*YOUR GOAL*
The data below should be printed in full, exactly, and without any of its images.

= Beginning of Section =

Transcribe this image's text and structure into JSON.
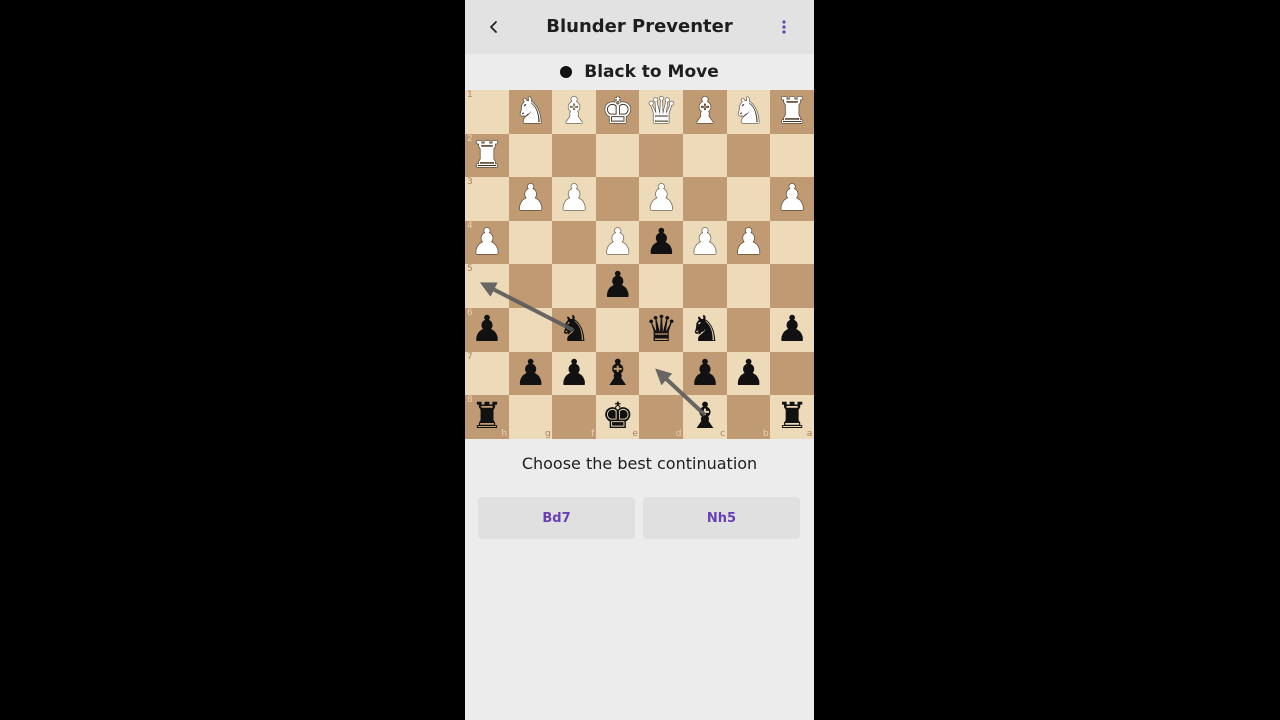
{
  "app": {
    "title": "Blunder Preventer"
  },
  "turn": {
    "text": "Black to Move"
  },
  "board": {
    "ranks": [
      "1",
      "2",
      "3",
      "4",
      "5",
      "6",
      "7",
      "8"
    ],
    "files": [
      "h",
      "g",
      "f",
      "e",
      "d",
      "c",
      "b",
      "a"
    ],
    "rows": [
      [
        null,
        "N",
        "B",
        "K",
        "Q",
        "B",
        "N",
        "R"
      ],
      [
        "R",
        null,
        null,
        null,
        null,
        null,
        null,
        null
      ],
      [
        null,
        "P",
        "P",
        null,
        "P",
        null,
        null,
        "P"
      ],
      [
        "P",
        null,
        null,
        "P",
        "p",
        "P",
        "P",
        null
      ],
      [
        null,
        null,
        null,
        "p",
        null,
        null,
        null,
        null
      ],
      [
        "p",
        null,
        "n",
        null,
        "q",
        "n",
        null,
        "p"
      ],
      [
        null,
        "p",
        "p",
        "b",
        null,
        "p",
        "p",
        null
      ],
      [
        "r",
        null,
        null,
        "k",
        null,
        "b",
        null,
        "r"
      ]
    ],
    "arrow_color": "#5a5a5a"
  },
  "prompt": "Choose the best continuation",
  "choices": [
    "Bd7",
    "Nh5"
  ],
  "colors": {
    "light_square": "#ecdab9",
    "dark_square": "#c09a72",
    "accent": "#6a3fb5"
  }
}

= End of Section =

*ANSWER AREA*
Transcribe this image's text and structure into JSON.
{
  "app": {
    "title": "Blunder Preventer"
  },
  "turn": {
    "text": "Black to Move"
  },
  "board": {
    "ranks": [
      "1",
      "2",
      "3",
      "4",
      "5",
      "6",
      "7",
      "8"
    ],
    "files": [
      "h",
      "g",
      "f",
      "e",
      "d",
      "c",
      "b",
      "a"
    ],
    "rows": [
      [
        null,
        "N",
        "B",
        "K",
        "Q",
        "B",
        "N",
        "R"
      ],
      [
        "R",
        null,
        null,
        null,
        null,
        null,
        null,
        null
      ],
      [
        null,
        "P",
        "P",
        null,
        "P",
        null,
        null,
        "P"
      ],
      [
        "P",
        null,
        null,
        "P",
        "p",
        "P",
        "P",
        null
      ],
      [
        null,
        null,
        null,
        "p",
        null,
        null,
        null,
        null
      ],
      [
        "p",
        null,
        "n",
        null,
        "q",
        "n",
        null,
        "p"
      ],
      [
        null,
        "p",
        "p",
        "b",
        null,
        "p",
        "p",
        null
      ],
      [
        "r",
        null,
        null,
        "k",
        null,
        "b",
        null,
        "r"
      ]
    ],
    "arrow_color": "#5a5a5a"
  },
  "prompt": "Choose the best continuation",
  "choices": [
    "Bd7",
    "Nh5"
  ],
  "colors": {
    "light_square": "#ecdab9",
    "dark_square": "#c09a72",
    "accent": "#6a3fb5"
  }
}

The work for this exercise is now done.